===== RECORDS FOR PROCESSING

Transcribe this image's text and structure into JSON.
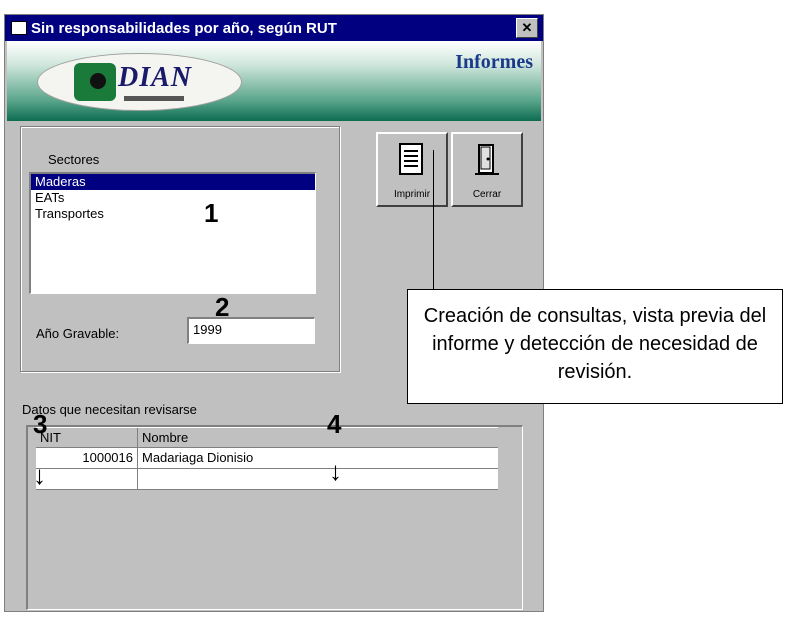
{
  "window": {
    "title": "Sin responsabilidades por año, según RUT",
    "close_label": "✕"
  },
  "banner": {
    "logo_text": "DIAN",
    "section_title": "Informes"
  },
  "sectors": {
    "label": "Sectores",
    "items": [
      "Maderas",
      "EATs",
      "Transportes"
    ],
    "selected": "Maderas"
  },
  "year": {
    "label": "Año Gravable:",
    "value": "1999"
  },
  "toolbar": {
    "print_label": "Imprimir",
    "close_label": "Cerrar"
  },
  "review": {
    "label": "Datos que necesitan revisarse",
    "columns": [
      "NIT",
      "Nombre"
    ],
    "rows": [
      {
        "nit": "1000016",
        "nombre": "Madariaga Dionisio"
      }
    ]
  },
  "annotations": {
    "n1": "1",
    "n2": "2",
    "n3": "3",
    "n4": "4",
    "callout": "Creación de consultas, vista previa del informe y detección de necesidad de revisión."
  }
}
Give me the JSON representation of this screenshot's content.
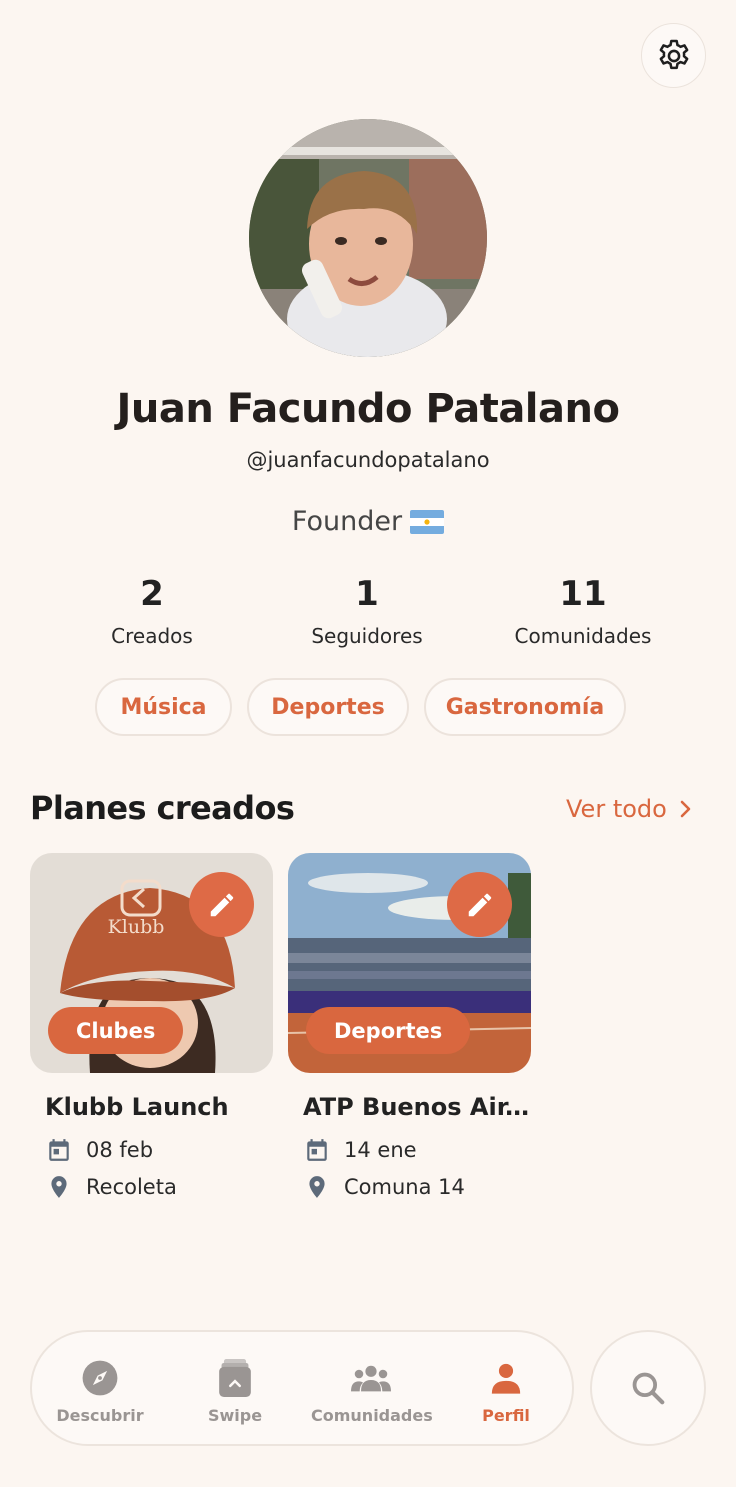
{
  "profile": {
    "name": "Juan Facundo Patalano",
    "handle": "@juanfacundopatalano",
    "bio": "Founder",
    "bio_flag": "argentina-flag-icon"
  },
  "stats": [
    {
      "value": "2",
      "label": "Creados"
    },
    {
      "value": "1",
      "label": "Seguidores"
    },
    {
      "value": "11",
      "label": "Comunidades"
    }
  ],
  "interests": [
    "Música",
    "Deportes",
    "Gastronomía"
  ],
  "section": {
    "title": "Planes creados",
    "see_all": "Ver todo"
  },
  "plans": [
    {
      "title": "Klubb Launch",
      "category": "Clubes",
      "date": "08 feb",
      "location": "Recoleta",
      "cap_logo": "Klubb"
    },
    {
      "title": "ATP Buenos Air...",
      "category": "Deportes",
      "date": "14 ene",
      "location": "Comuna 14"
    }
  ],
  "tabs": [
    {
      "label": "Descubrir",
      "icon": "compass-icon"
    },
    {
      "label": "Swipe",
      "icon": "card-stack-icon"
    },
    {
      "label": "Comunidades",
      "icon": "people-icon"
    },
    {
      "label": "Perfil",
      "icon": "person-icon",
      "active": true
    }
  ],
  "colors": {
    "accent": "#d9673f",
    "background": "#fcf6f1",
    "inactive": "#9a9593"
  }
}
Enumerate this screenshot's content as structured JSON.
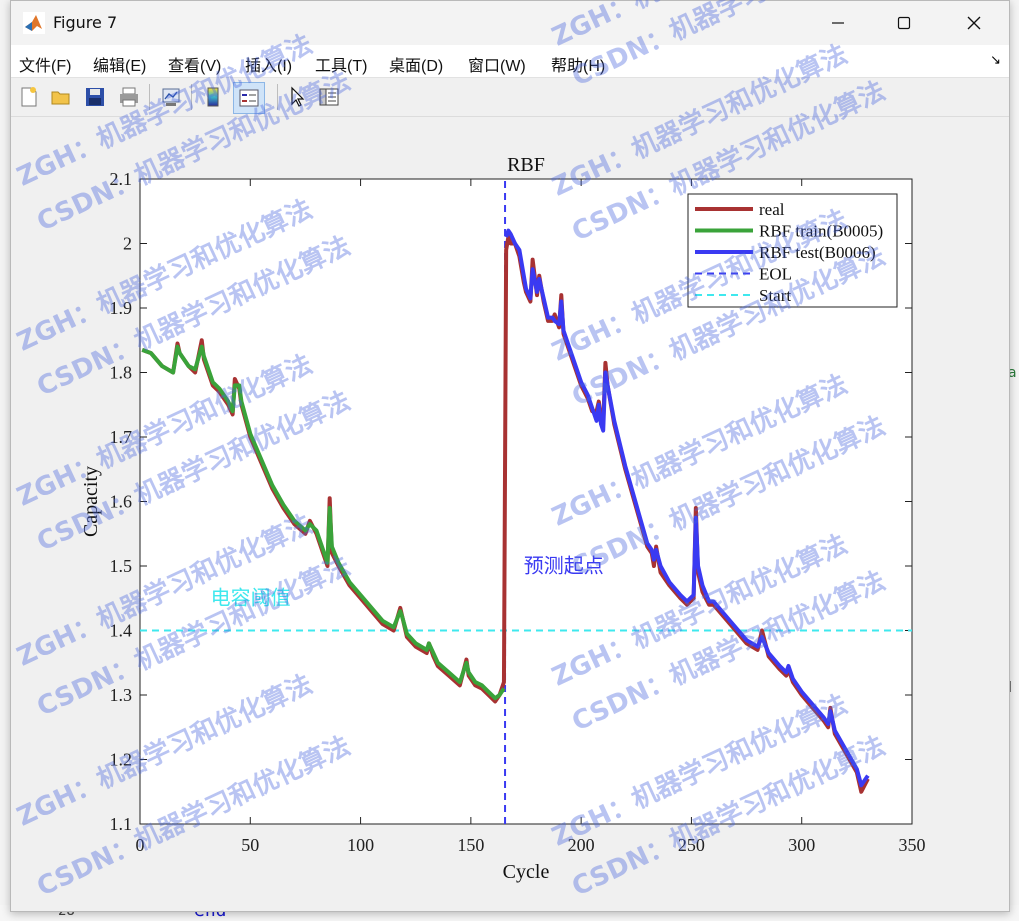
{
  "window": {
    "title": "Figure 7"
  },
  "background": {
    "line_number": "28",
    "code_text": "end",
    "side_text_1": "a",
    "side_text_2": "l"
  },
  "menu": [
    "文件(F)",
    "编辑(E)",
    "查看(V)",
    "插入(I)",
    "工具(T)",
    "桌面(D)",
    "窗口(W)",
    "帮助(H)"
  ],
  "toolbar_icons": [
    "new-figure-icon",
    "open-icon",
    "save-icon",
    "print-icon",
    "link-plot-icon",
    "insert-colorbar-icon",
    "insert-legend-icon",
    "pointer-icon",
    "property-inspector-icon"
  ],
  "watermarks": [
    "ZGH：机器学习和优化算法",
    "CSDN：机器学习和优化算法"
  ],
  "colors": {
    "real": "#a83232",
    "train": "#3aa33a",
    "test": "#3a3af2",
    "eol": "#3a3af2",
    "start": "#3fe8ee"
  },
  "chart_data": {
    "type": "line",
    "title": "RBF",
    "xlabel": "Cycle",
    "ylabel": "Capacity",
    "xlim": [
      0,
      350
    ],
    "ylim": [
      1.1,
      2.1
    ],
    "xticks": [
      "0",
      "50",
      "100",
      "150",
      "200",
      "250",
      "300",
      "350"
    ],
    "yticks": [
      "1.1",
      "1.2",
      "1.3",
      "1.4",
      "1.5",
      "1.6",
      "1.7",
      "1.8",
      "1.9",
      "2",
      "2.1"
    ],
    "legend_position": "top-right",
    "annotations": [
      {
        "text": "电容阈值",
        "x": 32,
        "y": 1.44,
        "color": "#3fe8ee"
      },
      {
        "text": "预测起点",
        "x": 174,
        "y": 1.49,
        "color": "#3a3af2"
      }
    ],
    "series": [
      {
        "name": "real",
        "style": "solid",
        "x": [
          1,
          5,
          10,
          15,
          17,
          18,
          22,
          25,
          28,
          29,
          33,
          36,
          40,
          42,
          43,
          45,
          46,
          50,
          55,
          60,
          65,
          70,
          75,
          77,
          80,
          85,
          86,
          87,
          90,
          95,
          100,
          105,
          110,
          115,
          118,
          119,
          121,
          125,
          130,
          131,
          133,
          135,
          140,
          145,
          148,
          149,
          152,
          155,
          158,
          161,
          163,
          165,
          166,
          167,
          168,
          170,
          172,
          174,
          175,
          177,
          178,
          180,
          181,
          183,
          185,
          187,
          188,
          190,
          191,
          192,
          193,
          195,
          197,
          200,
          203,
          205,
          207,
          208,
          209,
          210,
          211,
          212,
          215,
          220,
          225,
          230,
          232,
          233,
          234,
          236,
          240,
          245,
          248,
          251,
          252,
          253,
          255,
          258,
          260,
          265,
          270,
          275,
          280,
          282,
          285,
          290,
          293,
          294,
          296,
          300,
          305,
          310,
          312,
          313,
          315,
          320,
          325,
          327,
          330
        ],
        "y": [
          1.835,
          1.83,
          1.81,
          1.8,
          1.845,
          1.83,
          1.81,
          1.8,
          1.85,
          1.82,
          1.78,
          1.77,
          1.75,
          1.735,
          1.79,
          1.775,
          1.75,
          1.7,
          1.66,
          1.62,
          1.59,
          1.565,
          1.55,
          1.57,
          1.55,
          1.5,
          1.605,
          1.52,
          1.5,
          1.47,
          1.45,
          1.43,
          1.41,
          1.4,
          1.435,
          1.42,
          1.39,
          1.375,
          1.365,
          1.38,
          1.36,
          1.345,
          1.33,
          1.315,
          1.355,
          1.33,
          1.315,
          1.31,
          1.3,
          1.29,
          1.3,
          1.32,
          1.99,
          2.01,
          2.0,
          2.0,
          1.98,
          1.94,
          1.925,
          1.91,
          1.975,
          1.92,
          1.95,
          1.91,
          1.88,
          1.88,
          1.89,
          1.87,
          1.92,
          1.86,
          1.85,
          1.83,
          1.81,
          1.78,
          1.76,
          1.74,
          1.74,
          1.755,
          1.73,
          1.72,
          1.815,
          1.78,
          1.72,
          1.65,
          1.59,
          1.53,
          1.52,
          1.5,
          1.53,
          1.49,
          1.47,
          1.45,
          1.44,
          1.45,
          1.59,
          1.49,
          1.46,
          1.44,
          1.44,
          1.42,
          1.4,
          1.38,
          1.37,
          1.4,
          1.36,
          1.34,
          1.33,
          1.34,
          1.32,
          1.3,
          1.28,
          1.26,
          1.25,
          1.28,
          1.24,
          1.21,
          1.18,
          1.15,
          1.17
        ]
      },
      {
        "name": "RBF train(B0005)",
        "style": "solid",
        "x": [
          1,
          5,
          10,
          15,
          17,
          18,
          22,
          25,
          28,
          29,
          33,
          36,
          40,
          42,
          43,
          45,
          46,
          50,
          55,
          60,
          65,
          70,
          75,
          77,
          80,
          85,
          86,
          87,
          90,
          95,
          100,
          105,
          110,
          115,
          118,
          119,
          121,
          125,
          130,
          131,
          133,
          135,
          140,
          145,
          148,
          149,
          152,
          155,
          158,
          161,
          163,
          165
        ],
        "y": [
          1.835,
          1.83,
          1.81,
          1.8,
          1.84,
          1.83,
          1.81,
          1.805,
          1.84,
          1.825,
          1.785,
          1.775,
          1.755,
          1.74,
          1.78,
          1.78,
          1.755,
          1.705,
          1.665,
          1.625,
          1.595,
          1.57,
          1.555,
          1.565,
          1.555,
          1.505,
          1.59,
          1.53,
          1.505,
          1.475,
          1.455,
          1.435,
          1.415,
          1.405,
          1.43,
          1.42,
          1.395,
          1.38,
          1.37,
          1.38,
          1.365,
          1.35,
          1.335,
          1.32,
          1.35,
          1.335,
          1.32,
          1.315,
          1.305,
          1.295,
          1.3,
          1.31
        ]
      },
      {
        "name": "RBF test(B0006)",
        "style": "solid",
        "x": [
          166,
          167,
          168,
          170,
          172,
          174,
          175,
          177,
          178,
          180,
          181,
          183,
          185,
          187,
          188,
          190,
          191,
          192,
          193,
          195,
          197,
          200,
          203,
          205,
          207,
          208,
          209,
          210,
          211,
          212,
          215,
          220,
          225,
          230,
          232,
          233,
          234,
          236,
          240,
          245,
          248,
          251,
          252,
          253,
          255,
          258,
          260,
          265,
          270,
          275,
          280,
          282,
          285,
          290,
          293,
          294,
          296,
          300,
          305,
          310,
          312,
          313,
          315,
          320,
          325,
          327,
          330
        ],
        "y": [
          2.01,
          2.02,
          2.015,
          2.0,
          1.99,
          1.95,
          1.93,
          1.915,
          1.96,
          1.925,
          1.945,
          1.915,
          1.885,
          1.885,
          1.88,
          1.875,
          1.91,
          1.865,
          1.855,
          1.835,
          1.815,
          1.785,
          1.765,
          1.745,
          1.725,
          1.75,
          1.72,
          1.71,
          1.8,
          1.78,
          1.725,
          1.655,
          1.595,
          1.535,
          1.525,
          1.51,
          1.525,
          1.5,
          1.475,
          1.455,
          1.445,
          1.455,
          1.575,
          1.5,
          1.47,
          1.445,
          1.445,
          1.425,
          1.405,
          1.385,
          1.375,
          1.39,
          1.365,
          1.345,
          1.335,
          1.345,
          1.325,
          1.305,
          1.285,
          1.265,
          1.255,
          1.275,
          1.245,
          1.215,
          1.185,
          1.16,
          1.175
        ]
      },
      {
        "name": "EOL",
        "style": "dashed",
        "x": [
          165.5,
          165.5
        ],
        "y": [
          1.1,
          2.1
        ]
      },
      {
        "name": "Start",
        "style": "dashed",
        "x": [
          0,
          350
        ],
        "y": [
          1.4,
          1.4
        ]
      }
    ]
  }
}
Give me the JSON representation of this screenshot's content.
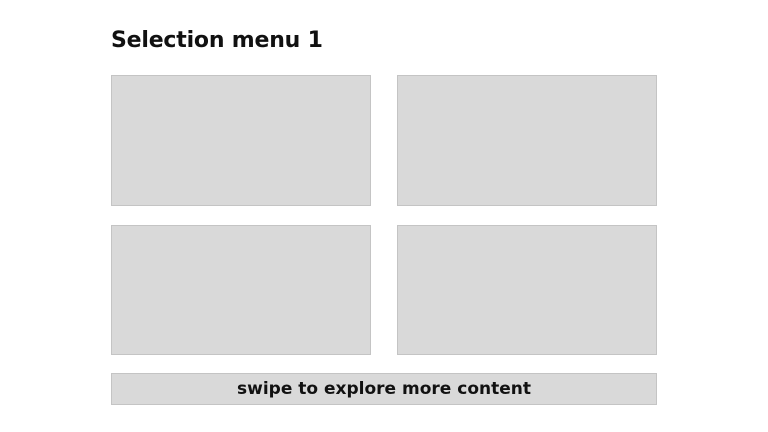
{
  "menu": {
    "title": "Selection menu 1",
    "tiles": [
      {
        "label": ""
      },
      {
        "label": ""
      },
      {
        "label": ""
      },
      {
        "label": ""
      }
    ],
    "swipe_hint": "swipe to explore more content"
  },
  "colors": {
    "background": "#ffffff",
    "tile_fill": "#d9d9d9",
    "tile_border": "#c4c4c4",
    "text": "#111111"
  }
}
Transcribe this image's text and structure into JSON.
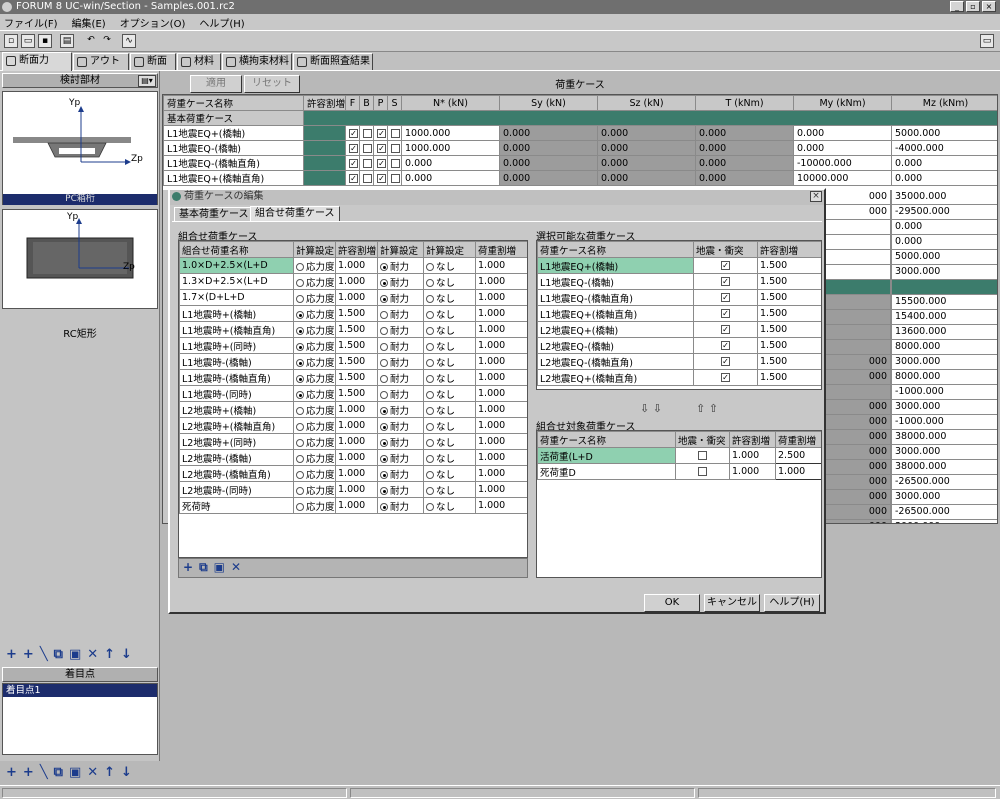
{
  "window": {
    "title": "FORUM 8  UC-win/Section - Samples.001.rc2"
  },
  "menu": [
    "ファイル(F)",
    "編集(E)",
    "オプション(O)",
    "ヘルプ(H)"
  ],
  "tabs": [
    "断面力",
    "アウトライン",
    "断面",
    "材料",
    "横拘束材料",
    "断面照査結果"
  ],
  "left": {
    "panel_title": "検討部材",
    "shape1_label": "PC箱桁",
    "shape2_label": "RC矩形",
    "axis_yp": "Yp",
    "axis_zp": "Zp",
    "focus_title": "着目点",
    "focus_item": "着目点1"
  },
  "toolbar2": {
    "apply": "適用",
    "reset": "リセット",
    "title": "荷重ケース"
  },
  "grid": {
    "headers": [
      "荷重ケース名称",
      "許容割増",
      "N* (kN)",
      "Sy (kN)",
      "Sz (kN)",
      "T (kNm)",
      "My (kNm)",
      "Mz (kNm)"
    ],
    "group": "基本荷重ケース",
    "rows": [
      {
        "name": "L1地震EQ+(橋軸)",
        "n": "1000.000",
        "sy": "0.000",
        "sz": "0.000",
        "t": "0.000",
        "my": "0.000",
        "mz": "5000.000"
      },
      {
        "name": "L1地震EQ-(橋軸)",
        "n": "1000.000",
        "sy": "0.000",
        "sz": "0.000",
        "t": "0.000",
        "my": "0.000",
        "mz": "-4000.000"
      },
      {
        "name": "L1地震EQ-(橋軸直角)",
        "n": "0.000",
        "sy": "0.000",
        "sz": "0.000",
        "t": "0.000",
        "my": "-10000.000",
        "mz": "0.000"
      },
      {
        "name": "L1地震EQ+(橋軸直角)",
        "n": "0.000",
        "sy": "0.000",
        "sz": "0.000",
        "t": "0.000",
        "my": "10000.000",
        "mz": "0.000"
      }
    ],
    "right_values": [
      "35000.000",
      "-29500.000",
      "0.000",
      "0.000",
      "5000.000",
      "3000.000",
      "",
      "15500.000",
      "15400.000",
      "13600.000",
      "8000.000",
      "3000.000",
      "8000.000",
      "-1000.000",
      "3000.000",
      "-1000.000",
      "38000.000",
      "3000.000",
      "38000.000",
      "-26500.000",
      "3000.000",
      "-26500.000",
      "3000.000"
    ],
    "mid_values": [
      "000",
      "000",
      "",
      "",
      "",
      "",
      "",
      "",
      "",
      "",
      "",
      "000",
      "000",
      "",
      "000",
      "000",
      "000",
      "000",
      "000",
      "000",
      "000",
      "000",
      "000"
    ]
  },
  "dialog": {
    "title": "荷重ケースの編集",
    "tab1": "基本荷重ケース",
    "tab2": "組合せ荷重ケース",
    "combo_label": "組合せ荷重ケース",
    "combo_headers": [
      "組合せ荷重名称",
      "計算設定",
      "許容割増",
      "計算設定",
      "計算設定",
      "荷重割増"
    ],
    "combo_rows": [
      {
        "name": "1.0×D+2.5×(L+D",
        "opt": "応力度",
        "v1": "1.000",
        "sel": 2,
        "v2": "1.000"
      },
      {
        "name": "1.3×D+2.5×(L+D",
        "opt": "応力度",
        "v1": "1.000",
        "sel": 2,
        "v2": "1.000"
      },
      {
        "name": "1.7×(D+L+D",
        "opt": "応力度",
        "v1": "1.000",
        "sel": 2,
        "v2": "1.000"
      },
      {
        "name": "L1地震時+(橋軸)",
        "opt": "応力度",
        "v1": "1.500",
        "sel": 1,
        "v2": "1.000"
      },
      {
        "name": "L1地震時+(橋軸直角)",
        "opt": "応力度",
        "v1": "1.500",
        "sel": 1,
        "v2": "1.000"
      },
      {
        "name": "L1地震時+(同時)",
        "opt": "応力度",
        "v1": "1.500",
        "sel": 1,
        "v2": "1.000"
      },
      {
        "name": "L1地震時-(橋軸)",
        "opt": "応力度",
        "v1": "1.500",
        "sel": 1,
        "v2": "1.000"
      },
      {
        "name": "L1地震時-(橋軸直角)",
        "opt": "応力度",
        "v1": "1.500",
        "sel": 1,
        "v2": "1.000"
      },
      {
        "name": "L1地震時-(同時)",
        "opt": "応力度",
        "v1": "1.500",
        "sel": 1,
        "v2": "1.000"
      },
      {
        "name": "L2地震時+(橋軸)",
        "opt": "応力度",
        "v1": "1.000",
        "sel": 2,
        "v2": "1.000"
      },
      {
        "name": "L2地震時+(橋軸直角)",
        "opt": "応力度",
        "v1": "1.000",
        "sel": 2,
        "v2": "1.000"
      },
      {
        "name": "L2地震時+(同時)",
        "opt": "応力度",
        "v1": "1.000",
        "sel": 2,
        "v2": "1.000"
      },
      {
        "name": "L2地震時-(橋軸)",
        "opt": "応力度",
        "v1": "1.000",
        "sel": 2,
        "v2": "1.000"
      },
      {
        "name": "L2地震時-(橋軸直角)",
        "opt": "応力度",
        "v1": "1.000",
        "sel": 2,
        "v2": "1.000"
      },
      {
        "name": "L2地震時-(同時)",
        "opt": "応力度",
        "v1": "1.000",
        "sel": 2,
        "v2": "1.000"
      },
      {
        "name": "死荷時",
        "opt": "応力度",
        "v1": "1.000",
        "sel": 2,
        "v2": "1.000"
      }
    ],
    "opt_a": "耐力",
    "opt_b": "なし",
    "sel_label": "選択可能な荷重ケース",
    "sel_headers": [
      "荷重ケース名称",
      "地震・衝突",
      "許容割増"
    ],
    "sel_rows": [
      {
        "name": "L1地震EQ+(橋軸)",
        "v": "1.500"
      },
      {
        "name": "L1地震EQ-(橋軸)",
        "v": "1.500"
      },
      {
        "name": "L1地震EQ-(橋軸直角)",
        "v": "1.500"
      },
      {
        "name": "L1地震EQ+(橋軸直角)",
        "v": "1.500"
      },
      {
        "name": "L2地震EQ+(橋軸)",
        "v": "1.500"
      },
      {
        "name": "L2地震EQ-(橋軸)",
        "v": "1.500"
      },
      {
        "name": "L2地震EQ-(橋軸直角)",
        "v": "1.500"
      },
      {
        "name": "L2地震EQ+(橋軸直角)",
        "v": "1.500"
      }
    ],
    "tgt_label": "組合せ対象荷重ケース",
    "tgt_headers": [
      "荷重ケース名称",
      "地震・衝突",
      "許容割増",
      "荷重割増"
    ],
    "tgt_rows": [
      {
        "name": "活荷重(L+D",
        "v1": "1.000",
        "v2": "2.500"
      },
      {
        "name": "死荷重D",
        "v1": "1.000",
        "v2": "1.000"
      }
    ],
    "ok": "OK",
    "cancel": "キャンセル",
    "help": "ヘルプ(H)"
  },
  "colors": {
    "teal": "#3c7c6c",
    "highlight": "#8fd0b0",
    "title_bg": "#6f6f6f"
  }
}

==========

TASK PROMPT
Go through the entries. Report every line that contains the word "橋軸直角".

TASK SOLUTION
        "name": "L1地震EQ-(橋軸直角)",
        "name": "L1地震EQ+(橋軸直角)",
        "name": "L1地震時+(橋軸直角)",
        "name": "L1地震時-(橋軸直角)",
        "name": "L2地震時+(橋軸直角)",
        "name": "L2地震時-(橋軸直角)",
        "name": "L1地震EQ-(橋軸直角)",
        "name": "L1地震EQ+(橋軸直角)",
        "name": "L2地震EQ-(橋軸直角)",
        "name": "L2地震EQ+(橋軸直角)",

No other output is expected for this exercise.